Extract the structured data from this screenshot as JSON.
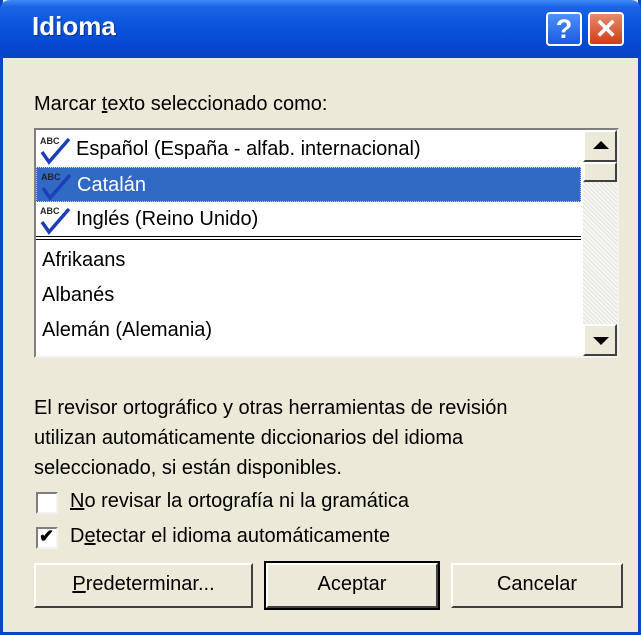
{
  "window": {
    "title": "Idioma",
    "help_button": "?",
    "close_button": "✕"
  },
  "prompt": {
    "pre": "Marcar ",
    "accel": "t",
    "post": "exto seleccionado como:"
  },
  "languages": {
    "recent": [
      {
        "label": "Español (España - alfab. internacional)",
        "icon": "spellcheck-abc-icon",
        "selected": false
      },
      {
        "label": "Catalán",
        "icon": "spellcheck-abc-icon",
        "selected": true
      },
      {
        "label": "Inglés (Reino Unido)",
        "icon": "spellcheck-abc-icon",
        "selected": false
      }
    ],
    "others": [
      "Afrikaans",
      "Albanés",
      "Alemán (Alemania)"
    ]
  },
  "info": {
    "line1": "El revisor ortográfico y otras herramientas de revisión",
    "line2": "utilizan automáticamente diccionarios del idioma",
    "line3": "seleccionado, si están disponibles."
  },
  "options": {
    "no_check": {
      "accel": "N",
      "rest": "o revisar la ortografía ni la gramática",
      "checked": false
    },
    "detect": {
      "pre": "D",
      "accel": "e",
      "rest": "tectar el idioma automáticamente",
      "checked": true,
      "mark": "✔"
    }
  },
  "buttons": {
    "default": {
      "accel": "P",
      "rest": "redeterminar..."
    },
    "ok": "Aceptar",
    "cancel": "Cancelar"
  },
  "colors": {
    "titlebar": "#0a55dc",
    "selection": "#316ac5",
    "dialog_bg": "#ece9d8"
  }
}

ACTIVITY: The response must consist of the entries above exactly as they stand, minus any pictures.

TASK SOLUTION:
Extract the structured data from this screenshot as JSON.
{
  "window": {
    "title": "Idioma",
    "help_button": "?",
    "close_button": "✕"
  },
  "prompt": {
    "pre": "Marcar ",
    "accel": "t",
    "post": "exto seleccionado como:"
  },
  "languages": {
    "recent": [
      {
        "label": "Español (España - alfab. internacional)",
        "icon": "spellcheck-abc-icon",
        "selected": false
      },
      {
        "label": "Catalán",
        "icon": "spellcheck-abc-icon",
        "selected": true
      },
      {
        "label": "Inglés (Reino Unido)",
        "icon": "spellcheck-abc-icon",
        "selected": false
      }
    ],
    "others": [
      "Afrikaans",
      "Albanés",
      "Alemán (Alemania)"
    ]
  },
  "info": {
    "line1": "El revisor ortográfico y otras herramientas de revisión",
    "line2": "utilizan automáticamente diccionarios del idioma",
    "line3": "seleccionado, si están disponibles."
  },
  "options": {
    "no_check": {
      "accel": "N",
      "rest": "o revisar la ortografía ni la gramática",
      "checked": false
    },
    "detect": {
      "pre": "D",
      "accel": "e",
      "rest": "tectar el idioma automáticamente",
      "checked": true,
      "mark": "✔"
    }
  },
  "buttons": {
    "default": {
      "accel": "P",
      "rest": "redeterminar..."
    },
    "ok": "Aceptar",
    "cancel": "Cancelar"
  },
  "colors": {
    "titlebar": "#0a55dc",
    "selection": "#316ac5",
    "dialog_bg": "#ece9d8"
  }
}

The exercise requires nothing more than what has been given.